[What needs to be done]
From the material below, return every line that includes "text".

__________

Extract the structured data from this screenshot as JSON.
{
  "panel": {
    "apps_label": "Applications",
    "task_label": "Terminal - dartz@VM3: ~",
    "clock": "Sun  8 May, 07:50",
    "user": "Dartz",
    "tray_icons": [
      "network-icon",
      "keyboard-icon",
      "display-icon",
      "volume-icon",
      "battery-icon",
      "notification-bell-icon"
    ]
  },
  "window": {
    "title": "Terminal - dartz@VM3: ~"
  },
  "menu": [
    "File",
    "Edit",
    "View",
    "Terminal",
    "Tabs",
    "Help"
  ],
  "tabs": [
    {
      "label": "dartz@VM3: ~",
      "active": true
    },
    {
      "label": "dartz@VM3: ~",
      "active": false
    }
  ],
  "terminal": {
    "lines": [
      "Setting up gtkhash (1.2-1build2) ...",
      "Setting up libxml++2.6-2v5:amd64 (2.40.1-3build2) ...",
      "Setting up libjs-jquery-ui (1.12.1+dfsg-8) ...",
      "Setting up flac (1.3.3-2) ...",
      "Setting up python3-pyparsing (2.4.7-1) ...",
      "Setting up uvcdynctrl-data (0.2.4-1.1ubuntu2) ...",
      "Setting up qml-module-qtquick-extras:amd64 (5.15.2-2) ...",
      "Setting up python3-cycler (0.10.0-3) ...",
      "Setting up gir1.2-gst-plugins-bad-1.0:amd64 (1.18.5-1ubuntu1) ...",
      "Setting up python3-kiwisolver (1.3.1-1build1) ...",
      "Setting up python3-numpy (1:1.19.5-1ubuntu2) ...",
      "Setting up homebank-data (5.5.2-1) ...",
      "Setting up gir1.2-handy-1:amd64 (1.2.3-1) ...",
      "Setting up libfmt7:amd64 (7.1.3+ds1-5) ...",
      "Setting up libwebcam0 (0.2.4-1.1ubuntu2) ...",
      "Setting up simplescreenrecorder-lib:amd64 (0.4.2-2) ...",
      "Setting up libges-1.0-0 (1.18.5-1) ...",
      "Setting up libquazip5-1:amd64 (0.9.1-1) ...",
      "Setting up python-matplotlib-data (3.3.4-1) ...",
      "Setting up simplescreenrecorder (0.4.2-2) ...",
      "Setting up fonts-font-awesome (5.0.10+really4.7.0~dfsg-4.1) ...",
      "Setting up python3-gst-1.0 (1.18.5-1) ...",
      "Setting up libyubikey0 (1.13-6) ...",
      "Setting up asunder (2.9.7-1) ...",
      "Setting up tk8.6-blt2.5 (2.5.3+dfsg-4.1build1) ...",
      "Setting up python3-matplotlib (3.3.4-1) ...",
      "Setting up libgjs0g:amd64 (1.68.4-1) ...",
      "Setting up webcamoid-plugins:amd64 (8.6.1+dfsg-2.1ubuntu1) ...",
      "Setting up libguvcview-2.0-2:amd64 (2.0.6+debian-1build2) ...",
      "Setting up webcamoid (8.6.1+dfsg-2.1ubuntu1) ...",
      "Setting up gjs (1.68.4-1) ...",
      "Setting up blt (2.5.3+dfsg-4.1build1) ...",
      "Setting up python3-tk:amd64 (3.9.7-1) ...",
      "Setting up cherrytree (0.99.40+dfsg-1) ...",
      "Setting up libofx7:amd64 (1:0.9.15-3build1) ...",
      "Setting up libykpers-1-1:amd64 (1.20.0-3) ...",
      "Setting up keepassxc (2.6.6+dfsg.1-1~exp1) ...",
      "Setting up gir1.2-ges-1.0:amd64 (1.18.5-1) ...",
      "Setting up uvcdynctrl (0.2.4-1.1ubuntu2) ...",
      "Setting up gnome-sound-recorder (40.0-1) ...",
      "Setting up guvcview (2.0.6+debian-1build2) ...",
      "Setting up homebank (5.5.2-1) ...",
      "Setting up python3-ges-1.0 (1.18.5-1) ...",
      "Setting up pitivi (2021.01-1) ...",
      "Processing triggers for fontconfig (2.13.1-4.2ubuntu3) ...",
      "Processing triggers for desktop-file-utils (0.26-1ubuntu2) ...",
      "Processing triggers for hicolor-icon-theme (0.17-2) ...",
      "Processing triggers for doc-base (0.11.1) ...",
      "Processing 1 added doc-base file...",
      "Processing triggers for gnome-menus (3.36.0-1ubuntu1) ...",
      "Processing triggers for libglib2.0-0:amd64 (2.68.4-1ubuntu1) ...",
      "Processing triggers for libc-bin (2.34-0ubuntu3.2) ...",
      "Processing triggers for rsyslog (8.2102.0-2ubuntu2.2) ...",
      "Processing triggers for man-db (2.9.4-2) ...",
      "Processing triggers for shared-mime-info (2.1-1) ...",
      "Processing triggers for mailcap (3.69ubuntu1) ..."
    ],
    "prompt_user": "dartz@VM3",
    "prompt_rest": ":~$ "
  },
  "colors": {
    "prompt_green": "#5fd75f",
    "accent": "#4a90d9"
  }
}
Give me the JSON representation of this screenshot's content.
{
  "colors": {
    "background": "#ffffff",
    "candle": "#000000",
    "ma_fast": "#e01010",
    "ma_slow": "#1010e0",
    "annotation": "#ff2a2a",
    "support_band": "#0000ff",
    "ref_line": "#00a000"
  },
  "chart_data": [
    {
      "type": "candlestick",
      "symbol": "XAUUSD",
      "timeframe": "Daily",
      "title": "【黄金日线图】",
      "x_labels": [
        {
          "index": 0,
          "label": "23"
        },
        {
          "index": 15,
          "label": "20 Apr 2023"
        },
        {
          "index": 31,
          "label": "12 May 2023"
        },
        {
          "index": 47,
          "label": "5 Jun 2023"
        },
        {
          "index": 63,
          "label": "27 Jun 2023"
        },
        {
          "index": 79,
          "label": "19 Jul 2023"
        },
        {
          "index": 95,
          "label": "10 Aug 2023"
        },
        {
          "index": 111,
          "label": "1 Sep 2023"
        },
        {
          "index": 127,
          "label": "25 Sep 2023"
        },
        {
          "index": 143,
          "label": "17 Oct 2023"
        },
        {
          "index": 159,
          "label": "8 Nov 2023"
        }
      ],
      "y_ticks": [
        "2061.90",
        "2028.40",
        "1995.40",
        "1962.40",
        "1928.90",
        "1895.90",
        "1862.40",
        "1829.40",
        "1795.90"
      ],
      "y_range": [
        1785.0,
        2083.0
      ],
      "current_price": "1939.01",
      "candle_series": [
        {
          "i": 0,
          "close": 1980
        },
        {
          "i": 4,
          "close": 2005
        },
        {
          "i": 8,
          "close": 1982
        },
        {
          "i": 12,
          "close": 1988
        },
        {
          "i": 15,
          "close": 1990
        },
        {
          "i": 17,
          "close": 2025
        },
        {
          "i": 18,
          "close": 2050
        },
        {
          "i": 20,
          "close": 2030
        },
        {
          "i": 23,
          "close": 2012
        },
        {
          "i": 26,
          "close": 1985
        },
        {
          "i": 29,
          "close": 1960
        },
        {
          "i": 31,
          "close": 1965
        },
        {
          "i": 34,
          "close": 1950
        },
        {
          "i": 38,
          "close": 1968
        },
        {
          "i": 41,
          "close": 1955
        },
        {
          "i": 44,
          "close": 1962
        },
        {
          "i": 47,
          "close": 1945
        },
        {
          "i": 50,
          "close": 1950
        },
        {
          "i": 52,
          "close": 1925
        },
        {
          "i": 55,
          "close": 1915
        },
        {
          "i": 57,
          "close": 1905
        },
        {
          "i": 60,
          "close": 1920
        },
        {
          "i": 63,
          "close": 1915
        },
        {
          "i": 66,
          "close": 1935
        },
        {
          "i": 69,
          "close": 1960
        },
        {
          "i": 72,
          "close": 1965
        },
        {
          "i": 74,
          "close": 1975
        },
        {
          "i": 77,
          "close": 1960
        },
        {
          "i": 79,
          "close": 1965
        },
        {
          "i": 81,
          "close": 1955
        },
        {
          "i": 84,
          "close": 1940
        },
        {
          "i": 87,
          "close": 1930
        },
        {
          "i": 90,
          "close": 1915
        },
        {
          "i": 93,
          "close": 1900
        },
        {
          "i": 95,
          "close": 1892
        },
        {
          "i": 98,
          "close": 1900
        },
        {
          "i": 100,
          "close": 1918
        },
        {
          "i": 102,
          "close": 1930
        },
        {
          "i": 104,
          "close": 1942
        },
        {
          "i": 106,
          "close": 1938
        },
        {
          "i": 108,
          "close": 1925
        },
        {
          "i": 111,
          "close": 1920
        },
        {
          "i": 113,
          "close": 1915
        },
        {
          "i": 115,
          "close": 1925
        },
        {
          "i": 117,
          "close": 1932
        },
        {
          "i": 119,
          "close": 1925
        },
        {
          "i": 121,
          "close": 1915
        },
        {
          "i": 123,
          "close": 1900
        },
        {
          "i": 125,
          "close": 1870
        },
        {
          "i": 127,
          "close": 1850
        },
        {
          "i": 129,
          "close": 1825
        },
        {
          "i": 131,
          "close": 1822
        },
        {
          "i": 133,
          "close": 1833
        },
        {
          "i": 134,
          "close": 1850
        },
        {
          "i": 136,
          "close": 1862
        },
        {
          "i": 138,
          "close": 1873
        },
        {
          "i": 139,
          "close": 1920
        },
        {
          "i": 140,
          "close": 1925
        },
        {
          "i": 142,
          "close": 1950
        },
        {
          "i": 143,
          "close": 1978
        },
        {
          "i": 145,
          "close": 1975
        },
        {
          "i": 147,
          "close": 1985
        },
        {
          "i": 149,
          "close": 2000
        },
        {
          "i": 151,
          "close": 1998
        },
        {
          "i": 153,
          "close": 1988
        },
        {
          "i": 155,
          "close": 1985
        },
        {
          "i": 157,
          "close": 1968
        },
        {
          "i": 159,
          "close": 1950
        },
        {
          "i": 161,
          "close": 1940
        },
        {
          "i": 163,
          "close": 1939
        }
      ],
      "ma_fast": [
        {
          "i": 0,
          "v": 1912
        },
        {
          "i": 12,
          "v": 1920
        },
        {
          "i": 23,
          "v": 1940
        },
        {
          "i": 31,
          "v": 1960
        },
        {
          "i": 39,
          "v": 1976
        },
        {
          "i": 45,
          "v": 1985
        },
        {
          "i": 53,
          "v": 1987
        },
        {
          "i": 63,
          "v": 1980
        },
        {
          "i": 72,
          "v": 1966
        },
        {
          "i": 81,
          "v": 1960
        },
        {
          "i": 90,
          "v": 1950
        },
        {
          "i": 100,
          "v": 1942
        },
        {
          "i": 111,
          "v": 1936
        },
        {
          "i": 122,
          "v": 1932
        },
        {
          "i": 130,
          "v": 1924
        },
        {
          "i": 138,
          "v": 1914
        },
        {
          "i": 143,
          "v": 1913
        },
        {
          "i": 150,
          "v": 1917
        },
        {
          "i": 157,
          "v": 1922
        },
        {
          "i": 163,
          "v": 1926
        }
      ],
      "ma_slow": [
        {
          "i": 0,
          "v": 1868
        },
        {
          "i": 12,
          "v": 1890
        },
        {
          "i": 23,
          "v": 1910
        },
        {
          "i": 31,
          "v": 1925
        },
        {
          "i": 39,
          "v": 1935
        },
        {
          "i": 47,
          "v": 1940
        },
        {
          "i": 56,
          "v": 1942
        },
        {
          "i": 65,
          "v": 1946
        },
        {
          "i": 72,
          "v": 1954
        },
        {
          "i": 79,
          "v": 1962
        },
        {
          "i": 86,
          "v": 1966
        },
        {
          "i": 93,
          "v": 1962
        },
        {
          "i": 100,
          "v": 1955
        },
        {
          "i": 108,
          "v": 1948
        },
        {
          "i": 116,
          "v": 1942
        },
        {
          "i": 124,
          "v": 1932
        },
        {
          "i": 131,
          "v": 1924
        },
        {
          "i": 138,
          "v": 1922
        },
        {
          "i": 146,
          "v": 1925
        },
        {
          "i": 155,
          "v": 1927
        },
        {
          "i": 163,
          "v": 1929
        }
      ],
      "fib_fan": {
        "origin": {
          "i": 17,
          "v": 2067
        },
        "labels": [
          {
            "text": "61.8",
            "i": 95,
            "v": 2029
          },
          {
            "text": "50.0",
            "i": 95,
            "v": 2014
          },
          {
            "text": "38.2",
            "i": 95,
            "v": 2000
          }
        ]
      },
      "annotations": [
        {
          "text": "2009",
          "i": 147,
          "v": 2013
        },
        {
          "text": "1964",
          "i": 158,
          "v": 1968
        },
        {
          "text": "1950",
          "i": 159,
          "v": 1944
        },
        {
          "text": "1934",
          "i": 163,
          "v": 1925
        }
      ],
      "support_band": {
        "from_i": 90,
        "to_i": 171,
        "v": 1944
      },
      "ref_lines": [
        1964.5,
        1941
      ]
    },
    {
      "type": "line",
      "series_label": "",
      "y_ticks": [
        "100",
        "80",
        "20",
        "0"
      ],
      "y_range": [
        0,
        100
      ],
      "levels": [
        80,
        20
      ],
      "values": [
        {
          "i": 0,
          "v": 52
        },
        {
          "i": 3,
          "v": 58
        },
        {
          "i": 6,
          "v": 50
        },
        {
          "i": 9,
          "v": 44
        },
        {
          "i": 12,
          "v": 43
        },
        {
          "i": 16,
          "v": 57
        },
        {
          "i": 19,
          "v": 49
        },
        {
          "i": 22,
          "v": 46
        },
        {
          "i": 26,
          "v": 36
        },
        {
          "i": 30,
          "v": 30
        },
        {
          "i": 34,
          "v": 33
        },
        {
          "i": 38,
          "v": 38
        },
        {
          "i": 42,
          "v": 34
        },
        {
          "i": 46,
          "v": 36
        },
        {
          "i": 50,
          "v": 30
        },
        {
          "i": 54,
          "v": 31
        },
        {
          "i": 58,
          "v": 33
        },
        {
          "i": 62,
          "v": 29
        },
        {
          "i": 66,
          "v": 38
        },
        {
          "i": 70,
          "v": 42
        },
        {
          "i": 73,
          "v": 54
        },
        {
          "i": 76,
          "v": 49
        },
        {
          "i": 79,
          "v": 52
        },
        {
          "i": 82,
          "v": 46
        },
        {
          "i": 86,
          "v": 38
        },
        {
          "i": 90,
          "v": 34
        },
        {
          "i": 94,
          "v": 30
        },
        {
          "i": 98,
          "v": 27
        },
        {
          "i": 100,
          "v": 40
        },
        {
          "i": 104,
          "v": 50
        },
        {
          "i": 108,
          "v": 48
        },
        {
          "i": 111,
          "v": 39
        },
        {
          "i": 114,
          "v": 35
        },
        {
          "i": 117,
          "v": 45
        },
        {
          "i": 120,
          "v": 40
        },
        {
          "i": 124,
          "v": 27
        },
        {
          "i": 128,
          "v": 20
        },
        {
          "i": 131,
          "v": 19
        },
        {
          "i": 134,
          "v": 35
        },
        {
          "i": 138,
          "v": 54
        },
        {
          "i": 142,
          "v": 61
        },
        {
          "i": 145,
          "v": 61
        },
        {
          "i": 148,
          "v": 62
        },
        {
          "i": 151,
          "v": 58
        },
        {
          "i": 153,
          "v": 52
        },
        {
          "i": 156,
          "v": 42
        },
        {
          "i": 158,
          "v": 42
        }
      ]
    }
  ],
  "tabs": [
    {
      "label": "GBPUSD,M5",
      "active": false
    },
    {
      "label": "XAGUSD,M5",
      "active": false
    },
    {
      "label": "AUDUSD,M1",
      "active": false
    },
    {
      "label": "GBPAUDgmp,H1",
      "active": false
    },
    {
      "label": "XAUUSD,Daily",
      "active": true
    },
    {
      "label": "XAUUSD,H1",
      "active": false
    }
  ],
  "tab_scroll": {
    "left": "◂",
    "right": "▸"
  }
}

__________

[Response to this exercise]
            "text": "61.8",
            "text": "50.0",
            "text": "38.2",
          "text": "2009",
          "text": "1964",
          "text": "1950",
          "text": "1934",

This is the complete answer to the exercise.